Without doubt, Vesper Flights by Helen MacDonald is top of the list. She’s an English naturalist, ornithologist, who writes brilliantly about the natural world, and particularly about birds. Her observations and experiences make for compelling reading.
I particularly enjoyed the title essay Vesper Flights : an account of swifts, that fly up to ten thousand feet altitude, and then go into deep sleep mode! Verified by scientific observation, let me add.
The essays are mostly short, but concentrated. One essay gives you plenty to think about, mull over and return to. I enjoyed the book so much that I’ve ordered my own copy.
My second April Hit is The Last Hunt by Deon Meyer, South Africa’s #1 crime writer. What an excellent read! I seldom read crime because every time I consume any local media, crime confronts me. I read to escape it, not be faced with more of the same! However, that said, the book is set partly in Cape Town and I always enjoy reading stories set in my city. Deon Meyer is hailed as SA’s best crime writer, with good reason. He knows how to plot and tell a darn good story, and how to create authentic characters.
Some years ago, before he became super-famous, he was kind enough to attend our West Coast Writers’ Circle meeting as guest speaker. What a modest, down to earth man who was prepared to give time to aspiring writers.
Lastly but by no means least, my third April Top Read : KIara and the Sun by Kazuo Ishiguro.
Generally I’m not an Ishiguro fan, but this book blew me away. How refreshing to read such an original book. The book is narrated by Klara, an Artificial Friend; robot companion to a lonely and sickly teenage girl, Josie. The book explores the theme of love, via childhood, adult and AF forms of love. Humans don’t always emerge covered in glory .
Its fascinating to see our world through the eyes of an Artificial Creature and to be party to the sometimes skewed (by human standards) thoughts of an Artificial Creature.
The title is enormously apt. AFs are solar powered, and Klara views the Sun as a god; to expand on this aspect would be a spoiler.
I continue to mull over sections of the story, it leaves the reader with plenty to think about, on many levels. Beg, borrow or steal a copy.
On the downside, I read two African novels, Bitter Eden (see earlier review) and the Booker Short List nomination (2019) This Mournable Body by Tsitsi Dangaremba. I found the novel a difficult read, because of the oblique mode of narrative. I struggled to relate to the main character Tambudzai, she was such a solipsistic woman. This said, the novel gives insight into the harsh realities of Zimbabwean life.

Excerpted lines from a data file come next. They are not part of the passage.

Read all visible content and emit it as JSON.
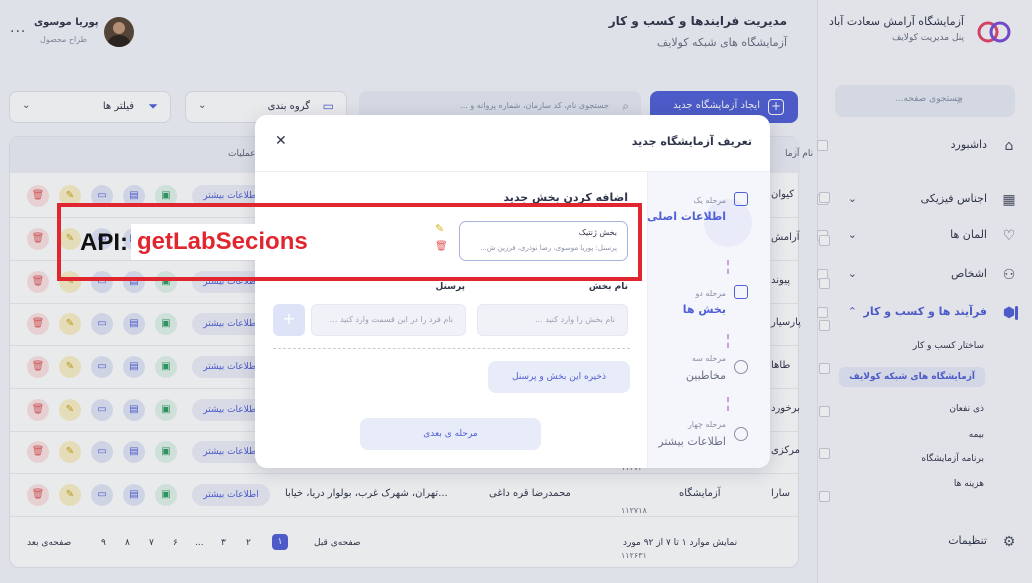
{
  "brand": {
    "title": "آزمایشگاه آرامش سعادت آباد",
    "subtitle": "پنل مدیریت کولایف"
  },
  "header": {
    "title": "مدیریت فرایندها و کسب و کار",
    "subtitle": "آزمایشگاه های شبکه کولایف"
  },
  "user": {
    "name": "پوریا موسوی",
    "role": "طراح محصول",
    "menu": "..."
  },
  "sidebar": {
    "search_placeholder": "جستجوی صفحه...",
    "items": [
      {
        "label": "داشبورد",
        "icon": "home-icon"
      },
      {
        "label": "اجناس فیزیکی",
        "icon": "grid-icon"
      },
      {
        "label": "المان ها",
        "icon": "heart-icon"
      },
      {
        "label": "اشخاص",
        "icon": "people-icon"
      },
      {
        "label": "فرآیند ها و کسب و کار",
        "icon": "box-icon"
      }
    ],
    "subitems": [
      "ساختار کسب و کار",
      "آزمایشگاه های شبکه کولایف",
      "ذی نفعان",
      "بیمه",
      "برنامه آزمایشگاه",
      "هزینه ها"
    ],
    "settings": "تنظیمات"
  },
  "toolbar": {
    "new_button": "ایجاد آزمایشگاه جدید",
    "search_placeholder": "جستجوی نام، کد سازمان، شماره پروانه و ...",
    "group_by": "گروه بندی",
    "filters": "فیلتر ها"
  },
  "table": {
    "headers": {
      "name": "نام آزما",
      "actions": "عملیات"
    },
    "more_label": "اطلاعات بیشتر",
    "rows": [
      {
        "name": "کیوان"
      },
      {
        "name": "آرامش"
      },
      {
        "name": "پیوند"
      },
      {
        "name": "پارسیار"
      },
      {
        "name": "طاها"
      },
      {
        "name": "برخورد"
      },
      {
        "name": "مرکزی",
        "code": "۱۱۲۷۲۰"
      },
      {
        "name": "سارا",
        "type": "آزمایشگاه",
        "manager": "محمدرضا قره داغی",
        "address": "تهران، شهرک غرب، بولوار دریا، خیابا...",
        "code": "۱۱۲۷۱۸"
      }
    ],
    "footer_code": "۱۱۲۶۳۱"
  },
  "pagination": {
    "summary": "نمایش موارد ۱ تا ۷ از ۹۲ مورد",
    "prev": "صفحه‌ی قبل",
    "next": "صفحه‌ی بعد",
    "current": "۱",
    "pages": [
      "۲",
      "۳",
      "...",
      "۶",
      "۷",
      "۸",
      "۹"
    ]
  },
  "modal": {
    "title": "تعریف آزمایشگاه جدید",
    "close": "✕",
    "steps": [
      {
        "kicker": "مرحله یک",
        "title": "اطلاعات اصلی"
      },
      {
        "kicker": "مرحله دو",
        "title": "بخش ها"
      },
      {
        "kicker": "مرحله سه",
        "title": "مخاطبین"
      },
      {
        "kicker": "مرحله چهار",
        "title": "اطلاعات بیشتر"
      }
    ],
    "section_title": "اضافه کردن بخش جدید",
    "card": {
      "title": "بخش ژنتیک",
      "detail": "پرسنل: پوریا موسوی، رضا نوذری، فرزین ش..."
    },
    "fields": {
      "section_label": "نام بخش",
      "section_placeholder": "نام بخش را وارد کنید ...",
      "staff_label": "پرسنل",
      "staff_placeholder": "نام فرد را در این قسمت وارد کنید ..."
    },
    "save_button": "ذخیره این بخش و پرسنل",
    "next_button": "مرحله ی بعدی"
  },
  "annotation": {
    "prefix": "API:",
    "function": "getLabSecions",
    "color": "#e0262e"
  },
  "colors": {
    "accent": "#5160d6",
    "danger": "#e05a5a",
    "warning": "#d6b31f"
  }
}
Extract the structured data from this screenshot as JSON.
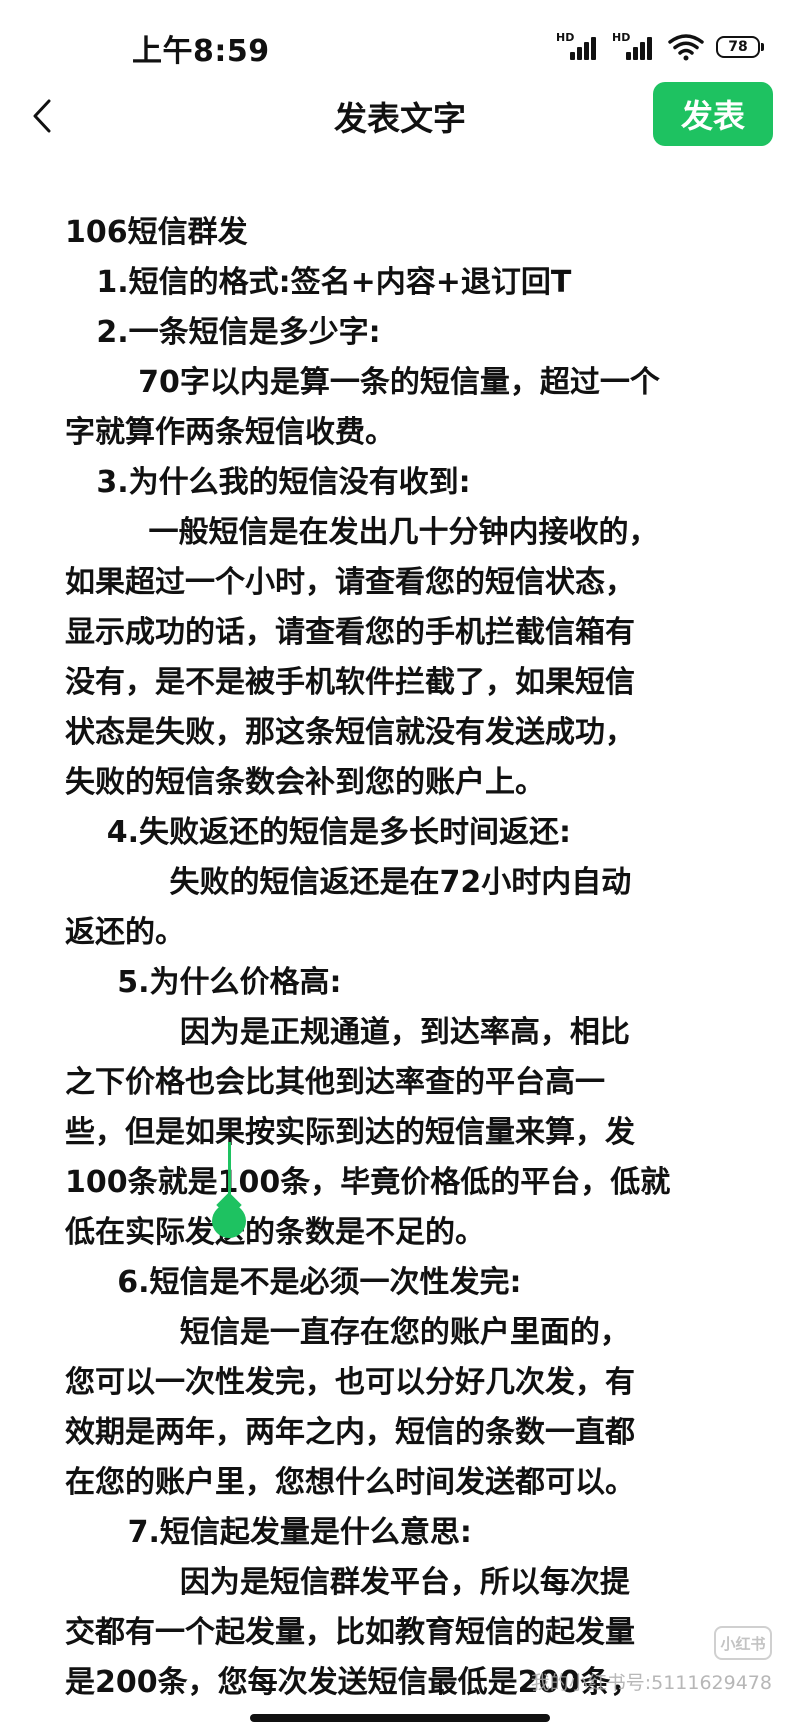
{
  "status_bar": {
    "time": "上午8:59",
    "signal_label_1": "HD",
    "signal_label_2": "HD",
    "battery": "78"
  },
  "header": {
    "title": "发表文字",
    "publish_label": "发表",
    "back_icon": "chevron-left-icon"
  },
  "editor": {
    "lines": [
      "106短信群发",
      "   1.短信的格式:签名+内容+退订回T",
      "   2.一条短信是多少字:",
      "       70字以内是算一条的短信量，超过一个",
      "字就算作两条短信收费。",
      "   3.为什么我的短信没有收到:",
      "        一般短信是在发出几十分钟内接收的，",
      "如果超过一个小时，请查看您的短信状态，",
      "显示成功的话，请查看您的手机拦截信箱有",
      "没有，是不是被手机软件拦截了，如果短信",
      "状态是失败，那这条短信就没有发送成功，",
      "失败的短信条数会补到您的账户上。",
      "    4.失败返还的短信是多长时间返还:",
      "          失败的短信返还是在72小时内自动",
      "返还的。",
      "     5.为什么价格高:",
      "           因为是正规通道，到达率高，相比",
      "之下价格也会比其他到达率查的平台高一",
      "些，但是如果按实际到达的短信量来算，发",
      "100条就是100条，毕竟价格低的平台，低就",
      "低在实际发送的条数是不足的。",
      "     6.短信是不是必须一次性发完:",
      "           短信是一直存在您的账户里面的，",
      "您可以一次性发完，也可以分好几次发，有",
      "效期是两年，两年之内，短信的条数一直都",
      "在您的账户里，您想什么时间发送都可以。",
      "      7.短信起发量是什么意思:",
      "           因为是短信群发平台，所以每次提",
      "交都有一个起发量，比如教育短信的起发量",
      "是200条，您每次发送短信最低是200条，"
    ]
  },
  "watermark": {
    "logo": "小红书",
    "text": "我的小红书号:5111629478"
  },
  "colors": {
    "accent": "#1ec261",
    "text": "#111111",
    "background": "#ffffff"
  }
}
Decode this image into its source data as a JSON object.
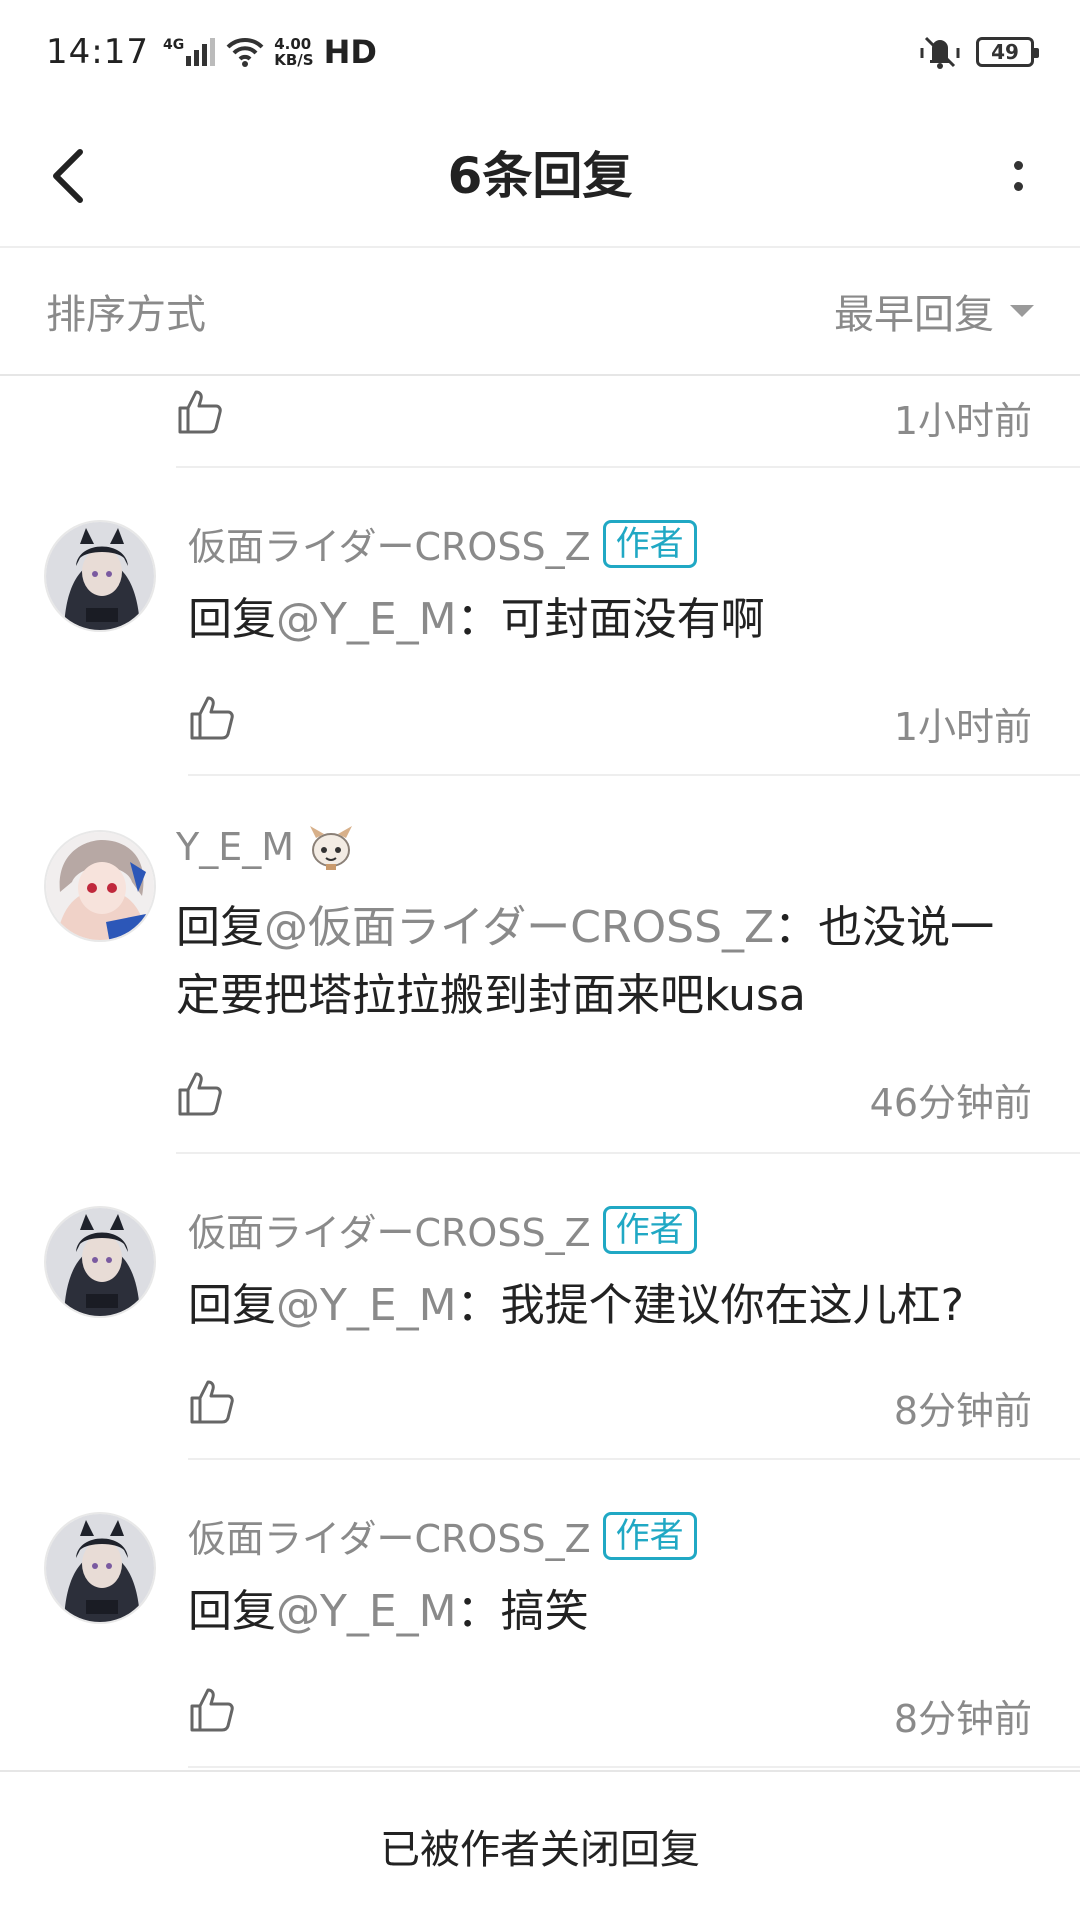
{
  "status_bar": {
    "time": "14:17",
    "network": "4G",
    "speed_value": "4.00",
    "speed_unit": "KB/S",
    "hd": "HD",
    "battery": "49"
  },
  "header": {
    "title": "6条回复"
  },
  "sort": {
    "label": "排序方式",
    "value": "最早回复"
  },
  "replies": [
    {
      "time": "1小时前"
    },
    {
      "username": "仮面ライダーCROSS_Z",
      "badge": "作者",
      "prefix": "回复",
      "mention": "@Y_E_M",
      "text": "：可封面没有啊",
      "time": "1小时前"
    },
    {
      "username": "Y_E_M",
      "prefix": "回复",
      "mention": "@仮面ライダーCROSS_Z",
      "text": "：也没说一定要把塔拉拉搬到封面来吧kusa",
      "time": "46分钟前"
    },
    {
      "username": "仮面ライダーCROSS_Z",
      "badge": "作者",
      "prefix": "回复",
      "mention": "@Y_E_M",
      "text": "：我提个建议你在这儿杠?",
      "time": "8分钟前"
    },
    {
      "username": "仮面ライダーCROSS_Z",
      "badge": "作者",
      "prefix": "回复",
      "mention": "@Y_E_M",
      "text": "：搞笑",
      "time": "8分钟前"
    }
  ],
  "footer": {
    "closed_text": "已被作者关闭回复"
  },
  "colors": {
    "accent": "#20a8c4",
    "muted_text": "#8a8a8a",
    "divider": "#eeeeee"
  }
}
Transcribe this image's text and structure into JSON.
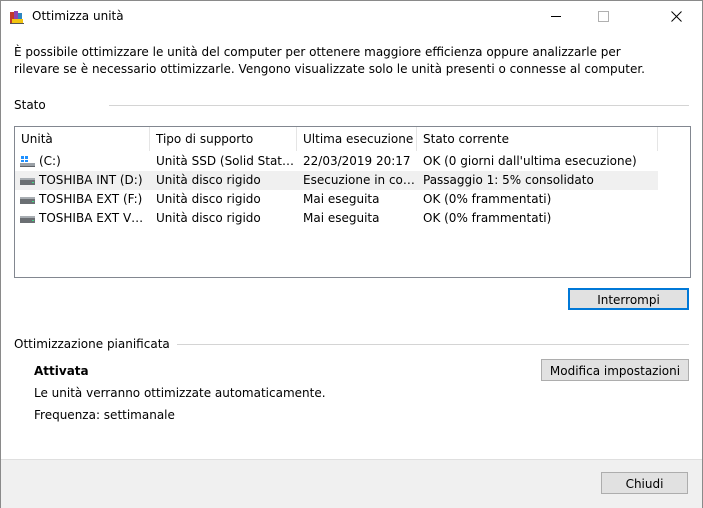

Two DNFs this month. If I’m not enjoying a book, I firmly close it. Sometimes books are not to one’s taste, or they arrive at the wrong moment in your life. C’est la vie.
Gold Never Rusts – Paul-Constant Smit. Action packed, epic South African novel that starts with the pre-Biblical era Queen of Sheba, and finishes in 1901 at the end of the Anglo-Boer War. Adventure, wildest Africa, pioneering, mining, political intrigue, romance, and gold. Fans of historical novels with an African setting will find plenty to enjoy.
The Last Hunt – Deon Meyer. A cracking good thriller set in current day captured, corrupt South Africa, and France. A crime and an assasination plot, peopled with credible characters . It’s a page turner that provides a truly satisfying ending. Recommended!
Klara and the Sun – Kazuo Ishiguro. A speculative novel that explores the ramifications of introducing Artificial Friends (AI /robots) into close relationships with humans. Thought provoking, fascinating; a melancholy and truthful ending. Highly Recommended.
Ordinary Grace – William Kent Kruger. A thoughtful literary mystery, a tale of fury, guilt and redemption; also a coming of age story set in 1960’s Minnesota. A compelling and satisfying read. Recommended.
Bitter Eden – Tatamkhulu Afrika. Men struggling to survive WWII POW camps in North Africa, Italy & Germany. Male friendships, and their aftermath. A challenging read. See my review posted on 10 April 2021.
This Mournable Body – Tsitsi Dangaremba. A challenging read. A young Zimbabwean woman’s struggle to succeed in the big city of Harare. She struggles against herself (chiefly) but also against society, her rural relatives and background. Ultimately, after many trials and failures, she remains at the bottom of the heap. Life in Zimbabwe, not a comfortable read.
Vesper Flights – Helen MacDonald . A collection of essays about human relationship to the natural world. The perfect dipper. Well written, most of the essays are short but crammed with ideas and questions about us and about the natural world.
In the Midst of Winter- Isabel Allende
Transcendent Kingdom – Yaa Gyasi